What the selectors taketh away they also giveth. Eoin Morgan had no sooner been overlooked for a place in the fourth Test today than he was named as the Twenty20 captain for the two matches against India next week.
Morgan will replace Stuart Broad, who is leaving the tour after a recurrence of a bruised heel which has dogged him throughout his time in India. Broad will be accompanied to the airport by Steve Finn, whose lower back strain not only cost him a place in the Test but in the T20 matches as well. James Harris, the uncapped former Glamorgan seam bowler who has moved to Middlesex, has been called up.
While Finn is expected to return immediately for the one-day internationals next month, Broad is to "begin a period of rest and rehabilitation" according to England. He should be available for the latter part of the ODI series as originally planned.
Morgan may not have been wholly compensated by being overlooked for the Test team, with Joe Root being given an unexpected debut, but his perceived leadership skills still make him an important part of England's future. His elevation does nothing to conceal the mess of the brief T20 series.

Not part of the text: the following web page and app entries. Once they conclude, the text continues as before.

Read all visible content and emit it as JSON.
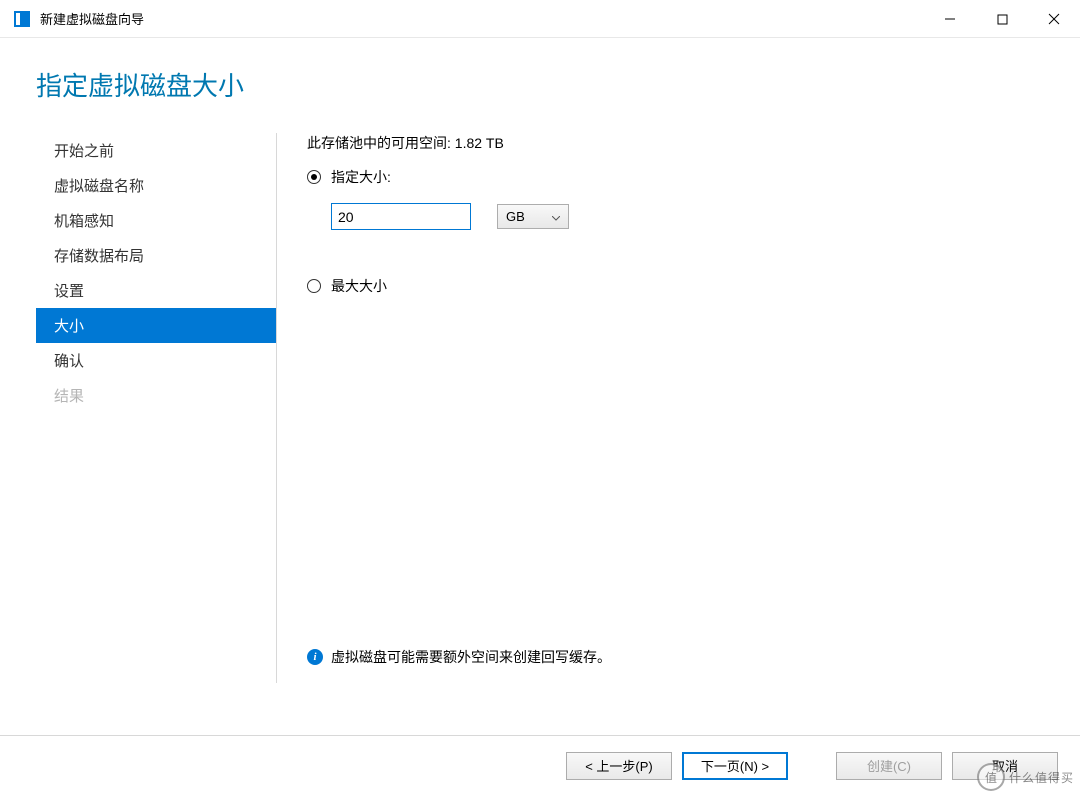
{
  "window": {
    "title": "新建虚拟磁盘向导"
  },
  "page": {
    "heading": "指定虚拟磁盘大小"
  },
  "sidebar": {
    "items": [
      {
        "label": "开始之前",
        "state": "normal"
      },
      {
        "label": "虚拟磁盘名称",
        "state": "normal"
      },
      {
        "label": "机箱感知",
        "state": "normal"
      },
      {
        "label": "存储数据布局",
        "state": "normal"
      },
      {
        "label": "设置",
        "state": "normal"
      },
      {
        "label": "大小",
        "state": "active"
      },
      {
        "label": "确认",
        "state": "normal"
      },
      {
        "label": "结果",
        "state": "disabled"
      }
    ]
  },
  "main": {
    "available_space_label": "此存储池中的可用空间: 1.82 TB",
    "radio_specify": "指定大小:",
    "radio_max": "最大大小",
    "size_value": "20",
    "unit_value": "GB",
    "hint": "虚拟磁盘可能需要额外空间来创建回写缓存。"
  },
  "footer": {
    "prev": "< 上一步(P)",
    "next": "下一页(N) >",
    "create": "创建(C)",
    "cancel": "取消"
  },
  "watermark": {
    "badge": "值",
    "text": "什么值得买"
  }
}
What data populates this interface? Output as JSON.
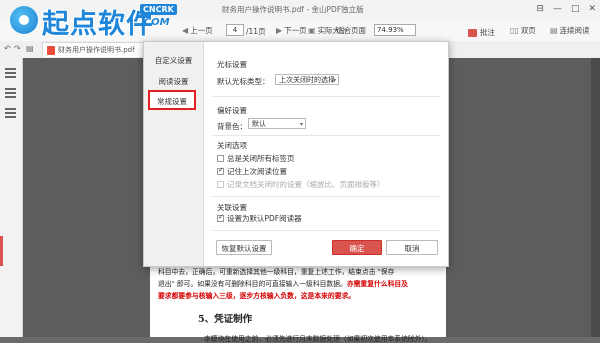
{
  "window": {
    "title": "财务用户操作说明书.pdf - 金山PDF独立版",
    "controls": [
      "⊟",
      "—",
      "□",
      "✕"
    ]
  },
  "logo": {
    "text": "起点软件",
    "badge": "CNCRK",
    "com": ".COM"
  },
  "toolbar": {
    "prev_page": "上一页",
    "page_current": "4",
    "page_total": "/11页",
    "next_page": "下一页",
    "actual_size": "实际大小",
    "fit_page": "适合页面",
    "zoom": "74.93%",
    "comment": "批注",
    "double_page": "双页",
    "continuous_read": "连续阅读"
  },
  "tab": {
    "filename": "财务用户操作说明书.pdf",
    "add": "+"
  },
  "document": {
    "line1": "科目中去，正确后，可重新选择其他一级科目，重复上述工作，结束点击 \"保存",
    "line2": "退出\" 即可。如果没有可删除科目的可直接输入一级科目数据。",
    "line2_red": "亦需重复什么科目及",
    "line3_red": "要求都要参与核输入三级，逐步方核输入负数，这是本来的要求。",
    "heading": "5、凭证制作",
    "body": "本模块在使用之前，必须先进行月末数据处理（如果初次使用本系统除外）。"
  },
  "dialog": {
    "nav": {
      "custom": "自定义设置",
      "reading": "阅读设置",
      "general": "常规设置"
    },
    "cursor": {
      "title": "光标设置",
      "default_label": "默认光标类型：",
      "default_value": "上次关闭时的选择"
    },
    "preference": {
      "title": "偏好设置",
      "bg_label": "背景色：",
      "bg_value": "默认"
    },
    "close_options": {
      "title": "关闭选项",
      "opt1": "总是关闭所有标签页",
      "opt1_checked": false,
      "opt2": "记住上次阅读位置",
      "opt2_checked": true,
      "opt3": "记录文档关闭时的设置（缩放比、页面排版等）",
      "opt3_checked": false
    },
    "association": {
      "title": "关联设置",
      "opt1": "设置为默认PDF阅读器",
      "opt1_checked": true
    },
    "buttons": {
      "reset": "恢复默认设置",
      "ok": "确定",
      "cancel": "取消"
    }
  },
  "colors": {
    "accent": "#d9534f",
    "logo_blue": "#1f86d9",
    "highlight_border": "#e02020"
  }
}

With Kevin Pietersen and Graeme Swann being rested and two others injured, it takes on the hue of a second team. That view is only enhanced by the fact that the squad will be in the charge of assistant coach, Richard Halsall.

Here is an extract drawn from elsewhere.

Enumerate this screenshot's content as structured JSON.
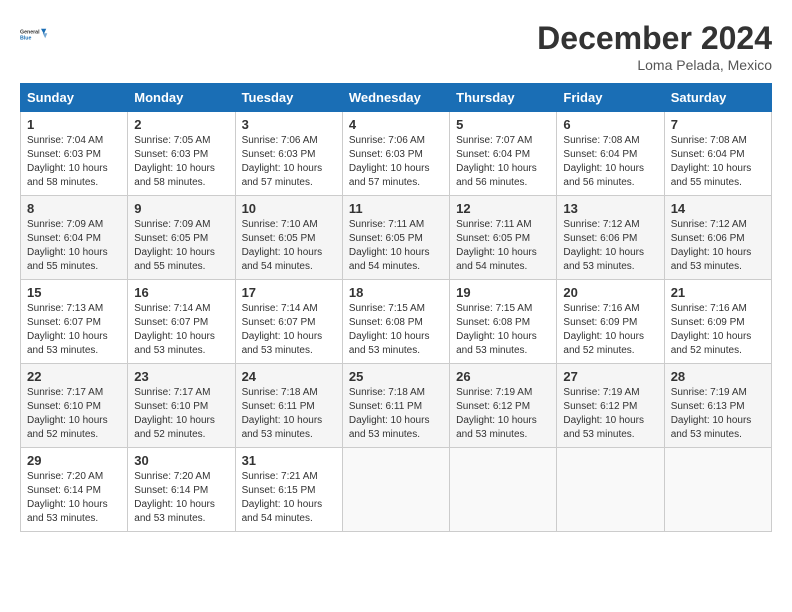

Andy Flower is leaving for home at the end of the Test series, Ashley Giles who is taking over as limited-overs coach does not start until January. Nobody would disagree that Flower deserves an early cut, equally Giles has to wind up properly his job as director of cricket at Warwickshire. Halsall is definitely up to the task he has been given.
But it still conveys the impression that England are treating a T20 mini-series at the end of a gruelling Test series as a low-grade affair.Reuse content